Entries from a dataset of interfaces =
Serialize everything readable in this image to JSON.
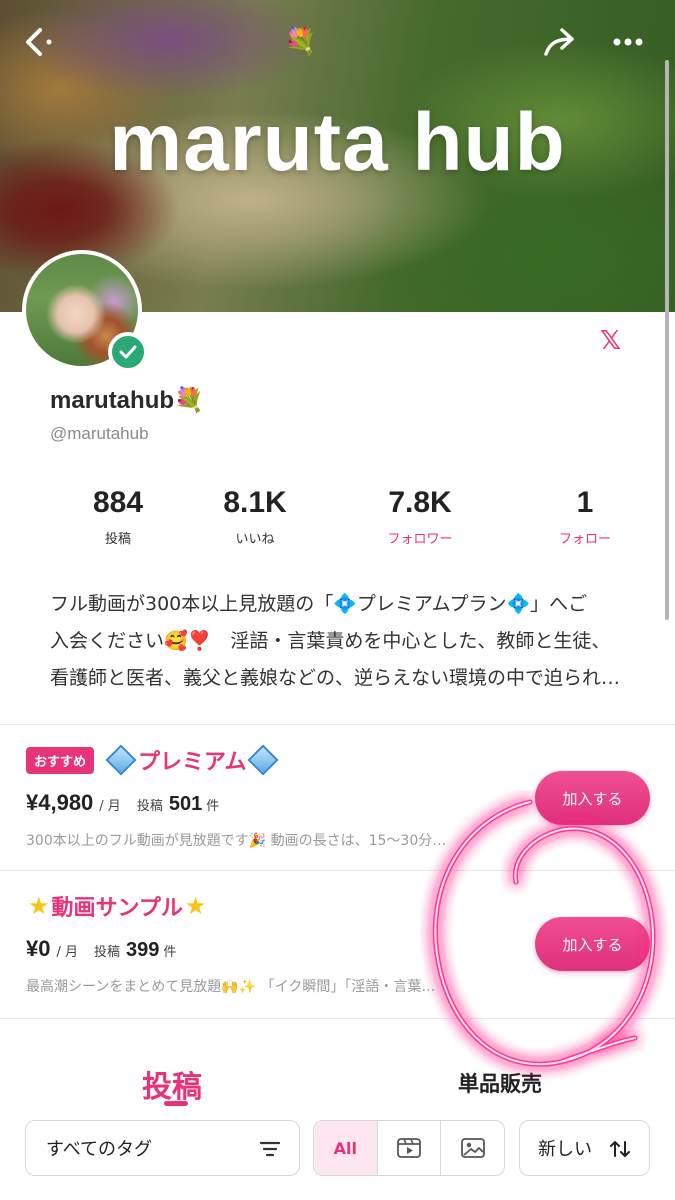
{
  "banner": {
    "title": "maruta hub"
  },
  "profile": {
    "display_name": "marutahub💐",
    "handle": "@marutahub",
    "x_icon_label": "𝕏"
  },
  "stats": [
    {
      "value": "884",
      "label": "投稿"
    },
    {
      "value": "8.1K",
      "label": "いいね"
    },
    {
      "value": "7.8K",
      "label": "フォロワー"
    },
    {
      "value": "1",
      "label": "フォロー"
    }
  ],
  "bio": {
    "line1": "フル動画が300本以上見放題の「💠プレミアムプラン💠」へご",
    "line2": "入会ください🥰❣️　淫語・言葉責めを中心とした、教師と生徒、",
    "line3": "看護師と医者、義父と義娘などの、逆らえない環境の中で迫られ…"
  },
  "plans": [
    {
      "badge": "おすすめ",
      "title": "プレミアム",
      "price": "¥4,980",
      "per": "/ 月",
      "posts_label": "投稿",
      "posts_count": "501",
      "posts_unit": "件",
      "description": "300本以上のフル動画が見放題です🎉 動画の長さは、15〜30分…",
      "join_label": "加入する"
    },
    {
      "title": "動画サンプル",
      "price": "¥0",
      "per": "/ 月",
      "posts_label": "投稿",
      "posts_count": "399",
      "posts_unit": "件",
      "description": "最高潮シーンをまとめて見放題🙌✨ 「イク瞬間」「淫語・言葉…",
      "join_label": "加入する"
    }
  ],
  "tabs": {
    "posts": "投稿",
    "single_sale": "単品販売"
  },
  "filters": {
    "tag_select": "すべてのタグ",
    "all_label": "All",
    "sort_label": "新しい"
  },
  "colors": {
    "accent": "#e8337a",
    "verified": "#2aa876"
  },
  "icons": [
    "back-icon",
    "share-icon",
    "more-icon",
    "verified-check-icon",
    "x-logo-icon",
    "filter-icon",
    "video-icon",
    "image-icon",
    "sort-icon"
  ]
}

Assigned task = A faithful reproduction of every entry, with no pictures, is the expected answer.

Answer box =
Serialize everything readable in this image to JSON.
{
  "banner": {
    "title": "maruta hub"
  },
  "profile": {
    "display_name": "marutahub💐",
    "handle": "@marutahub",
    "x_icon_label": "𝕏"
  },
  "stats": [
    {
      "value": "884",
      "label": "投稿"
    },
    {
      "value": "8.1K",
      "label": "いいね"
    },
    {
      "value": "7.8K",
      "label": "フォロワー"
    },
    {
      "value": "1",
      "label": "フォロー"
    }
  ],
  "bio": {
    "line1": "フル動画が300本以上見放題の「💠プレミアムプラン💠」へご",
    "line2": "入会ください🥰❣️　淫語・言葉責めを中心とした、教師と生徒、",
    "line3": "看護師と医者、義父と義娘などの、逆らえない環境の中で迫られ…"
  },
  "plans": [
    {
      "badge": "おすすめ",
      "title": "プレミアム",
      "price": "¥4,980",
      "per": "/ 月",
      "posts_label": "投稿",
      "posts_count": "501",
      "posts_unit": "件",
      "description": "300本以上のフル動画が見放題です🎉 動画の長さは、15〜30分…",
      "join_label": "加入する"
    },
    {
      "title": "動画サンプル",
      "price": "¥0",
      "per": "/ 月",
      "posts_label": "投稿",
      "posts_count": "399",
      "posts_unit": "件",
      "description": "最高潮シーンをまとめて見放題🙌✨ 「イク瞬間」「淫語・言葉…",
      "join_label": "加入する"
    }
  ],
  "tabs": {
    "posts": "投稿",
    "single_sale": "単品販売"
  },
  "filters": {
    "tag_select": "すべてのタグ",
    "all_label": "All",
    "sort_label": "新しい"
  },
  "colors": {
    "accent": "#e8337a",
    "verified": "#2aa876"
  },
  "icons": [
    "back-icon",
    "share-icon",
    "more-icon",
    "verified-check-icon",
    "x-logo-icon",
    "filter-icon",
    "video-icon",
    "image-icon",
    "sort-icon"
  ]
}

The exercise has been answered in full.